A literary critic once wrote, “I don’t put much faith in writers who write more than they read.” We all have a great deal to learn from each other.
A gentle man with magnetic wisdom, the Reverent Billy Graham’s Prayer For Our Nation should be read by every U.S. citizen:
“Heavenly Father, we come before you today to ask your forgiveness and to seek your direction and guidance. We know Your Word says, ‘Woe to those who call evil good,’ but that is exactly what we have done. We have lost our spiritual equilibrium and reversed our values. We have exploited the poor and called it the lottery. We have rewarded laziness and called it welfare. We have killed our unborn and called it choice.

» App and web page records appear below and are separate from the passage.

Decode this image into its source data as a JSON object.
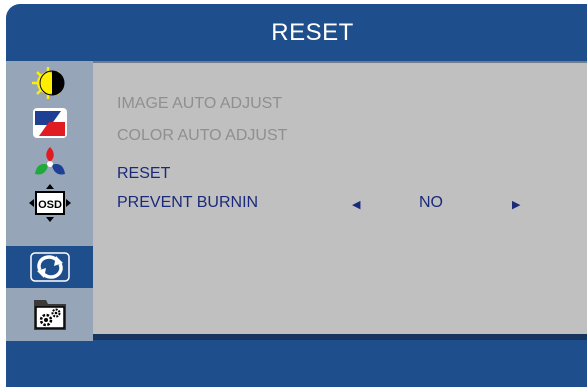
{
  "header": {
    "title": "RESET"
  },
  "sidebar": {
    "items": [
      {
        "icon": "brightness-contrast-icon"
      },
      {
        "icon": "color-icon"
      },
      {
        "icon": "rgb-icon"
      },
      {
        "icon": "osd-icon",
        "label": "OSD"
      },
      {
        "icon": "reset-icon",
        "active": true
      },
      {
        "icon": "settings-icon"
      }
    ]
  },
  "menu": {
    "image_auto_adjust": "IMAGE AUTO ADJUST",
    "color_auto_adjust": "COLOR AUTO ADJUST",
    "reset": "RESET",
    "prevent_burnin": {
      "label": "PREVENT BURNIN",
      "value": "NO",
      "left_arrow": "◀",
      "right_arrow": "▶"
    }
  },
  "colors": {
    "frame": "#1f4e8c",
    "sidebar": "#96a5b8",
    "content": "#c0c0c0",
    "text_enabled": "#1a2a7a",
    "text_disabled": "#8f8f8f"
  }
}
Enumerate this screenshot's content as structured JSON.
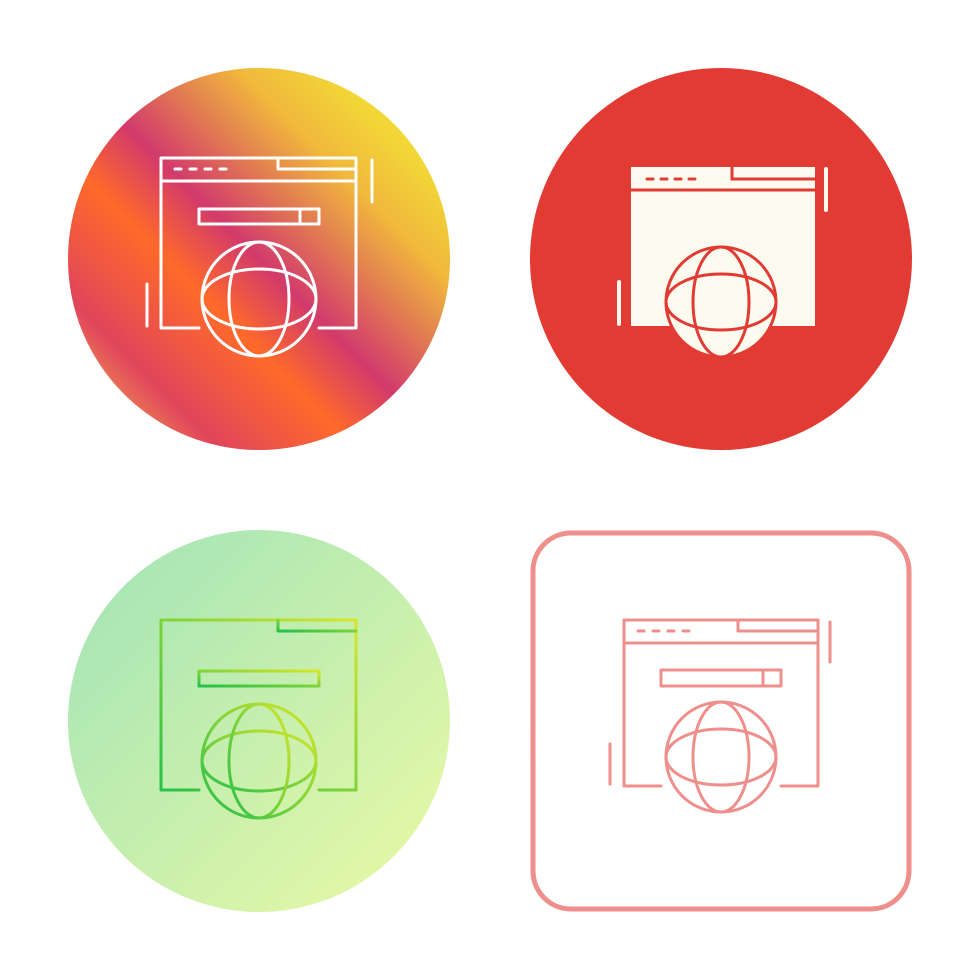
{
  "icon_set": {
    "icon": "browser-globe-icon",
    "variants": [
      {
        "name": "gradient-circle",
        "background": [
          "#f5ff2e",
          "#d23a6b",
          "#ff6a2a",
          "#ffd84a"
        ],
        "stroke": "#ffffff"
      },
      {
        "name": "solid-circle",
        "background": "#e23b33",
        "fill": "#fdfbf0",
        "stroke": "#e23b33"
      },
      {
        "name": "light-gradient-circle",
        "background": [
          "#a8e6b8",
          "#e6f9a8"
        ],
        "stroke": [
          "#25c04a",
          "#d8e62a"
        ]
      },
      {
        "name": "outline-rounded-square",
        "border": "#ee8f8c",
        "stroke": "#ee8f8c"
      }
    ]
  }
}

We have shot abortionists and called it justifiable. We have neglected to discipline our children and called it building self esteem. We have abused power and called it politics. We have coveted our neighbor’s possessions and called it ambition. We have polluted the air with profanity and pornography and called it freedom of expression. We have ridiculed the time-honored values of our forefathers and called it enlightenment. Search us, oh God, and know our hearts today; cleanse us from every sin and set us free. Amen!”
A nation that proclaims to be largely Christian, the USA received less than a respectable nod in the April Reader’s Digest’s survey, which reveals the number of people who said they pray every day and those who never do. People in the global East show a higher percentage than those of the West. Fifty-five percent of U.S. people say they pray daily, while nine percent never pray. “
The “how,” “what,” and “to whom” of prayer is a spiritual division between cultures, religions, sects, etc., when it seems perfectly logical that it would unite all people of all nations.
Another great man of words and moralistic convictions was Martin Luther King Jr. I recently read an excerpt of his speech “Beyond Vietnam: A Time To Break Silence,” that was delivered at a meeting of clergy and laity in New York City. It blew me away!
Its relevance today is uncanny, though King delivered this speech on April 14, 1967, exactly one year before he was gunned down.
Way back then King was denouncing the world role our nation had taken making peaceful revolution impossible by refusing to give up the privileges and the pleasures that come from the immense profits of overseas investments. He reasoned, “…we as a nation must undergo a radical revolution of values. We must rapidly begin the shift from a thing-oriented society to a person-oriented society.”
This speech stressed the inhumane aspects of war, “of sending men home from dark and bloody battlefields physically handicapped and psychologically deranged…” He cautioned, way back in 1967, “A nation that continues year after year to spend more money on military defense than on programs of social uplift is approaching spiritual death.”
Instead, King stressed, “Our only hope today lies in our ability to recapture the revolutionary spirit and go out into a sometimes hostile world declaring eternal hostility to poverty, racism, and militarism.” King advocated ecumenical unity when he said, “Every nation must now develop an overriding loyalty to mankind as a whole in order to preserve the best in the individual societies.” “…a call for an all-embracing and unconditional love for all mankind.”
These words of King’s warned of world leaders who “Possess power without compassion, might without morality, and strength without sight.”
Is “spiritual death” misunderstood or taken seriously? Down through the ages, wise men and women have been speaking out against evil. Though love one day will prevail, how much suffering and degradation must the battered world endure before the ultimate battle is won?
John F. Kennedy once said, “War will exist until that distant day when the conscientious objector enjoys the same reputation and prestige that the warrior does today.”
Janet Burns has lived in Lewiston all her life. She can be reached at firstname.lastname@example.org.